Second, even if I were to consider the Southern District's final judgment binding on defendants, that would not prevent me from considering I.O.B. Realty's counterclaim seeking cancellation of plaintiffs' marks PATSY'S for restaurant services in these consolidated cases. Paragraph 4(e) of the Southern District's final judgment only enjoins defendants "from opposing any application for registration or petitioning to cancel any registration of Plaintiff for the trademark PATSY'S . . . restaurant services." (Emphasis added). By using the phrase "from opposing any application for registration or petitioning" the Southern District was clearly referring to proceedings before the United States Trademark Trial and Appeal Board, not proceedings in federal court. To the extent the phrase is ambiguous, it is unenforceable against defendants, especially because it was drafted by plaintiffs. (See Docket Entries 123 and 184, respectively, at 1-2 (referring to facts that plaintiffs proposed the final judgment, which the Southern District then modified in other respects not relevant here).)
More importantly, nothing in the Southern District's final judgment prevents this Court sua sponte from granting I.O.B. Realty the relief it seeks on its counterclaim.

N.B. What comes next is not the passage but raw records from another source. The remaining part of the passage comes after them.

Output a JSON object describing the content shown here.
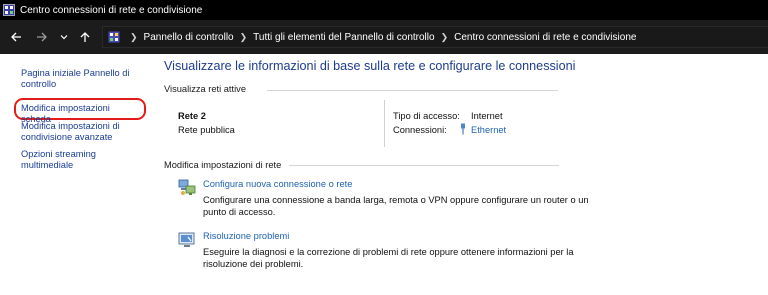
{
  "window": {
    "title": "Centro connessioni di rete e condivisione"
  },
  "address_bar": {
    "breadcrumbs": [
      "Pannello di controllo",
      "Tutti gli elementi del Pannello di controllo",
      "Centro connessioni di rete e condivisione"
    ]
  },
  "sidebar": {
    "items": [
      {
        "label": "Pagina iniziale Pannello di controllo"
      },
      {
        "label": "Modifica impostazioni scheda"
      },
      {
        "label": "Modifica impostazioni di condivisione avanzate"
      },
      {
        "label": "Opzioni streaming multimediale"
      }
    ],
    "highlight_color": "#e41b1b"
  },
  "main": {
    "title": "Visualizzare le informazioni di base sulla rete e configurare le connessioni",
    "active_networks_header": "Visualizza reti attive",
    "network": {
      "name": "Rete 2",
      "type": "Rete pubblica",
      "access_type_label": "Tipo di accesso:",
      "access_type_value": "Internet",
      "connections_label": "Connessioni:",
      "connections_value": "Ethernet"
    },
    "settings_header": "Modifica impostazioni di rete",
    "tasks": [
      {
        "title": "Configura nuova connessione o rete",
        "description": "Configurare una connessione a banda larga, remota o VPN oppure configurare un router o un punto di accesso.",
        "icon": "network-setup-icon"
      },
      {
        "title": "Risoluzione problemi",
        "description": "Eseguire la diagnosi e la correzione di problemi di rete oppure ottenere informazioni per la risoluzione dei problemi.",
        "icon": "troubleshoot-icon"
      }
    ]
  },
  "colors": {
    "link": "#1e63b6",
    "title": "#1e3d8f",
    "sidebar_link": "#1b3d94",
    "titlebar_bg": "#000000",
    "navbar_bg": "#1c1c1c"
  }
}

If, as I.O.B. contends, (1) its predecessors were the first to use the mark PATSY'S for restaurant services, (2) there was continuous use of the mark since then, and (3) there is privity down the line between the predecessors, I.O.B. and its assigns, then the Court could order the cancellation of the registrations for plaintiffs' junior marks if there is a likelihood of confusion:
In any action involving a registered mark the court may determine the right to registration, order the cancellation [sic] of registrations, in whole or in part, restore canceled registrations, and otherwise rectify the register with respect to the registrations of any party to the action. 15 U.S.C. § 1119. The Lanham Act's provision in this regard are not dependent upon a request from a party.
Finally, the motion is untimely. The instant motion seeks reconsideration of the Court's "refusal to enforce the final judgment of the United States District Court for the Southern District of New York." (Docket Entries 123 and 184, respectively, at 1.) Although counsel identifies that refusal as occurring at the March 25, 2008 final pretrial conference, the "refusal" actually came on February 20, 2008 when the Court denied plaintiffs' "motion to dismiss Defendants' counterclaim seeking cancellation of Plaintiffs' trademark registrations." (Docket Entries 63 and122, at 1.) Motions for reconsideration must be made within ten days of entry "of a court order determining a motion." Civil Rule 6.3, Local Rules of the United States District Courts for the Southern and Eastern Districts of New York. Accordingly, plaintiffs' motion is untimely.
Ramon E. Reyes, Jr. United States ...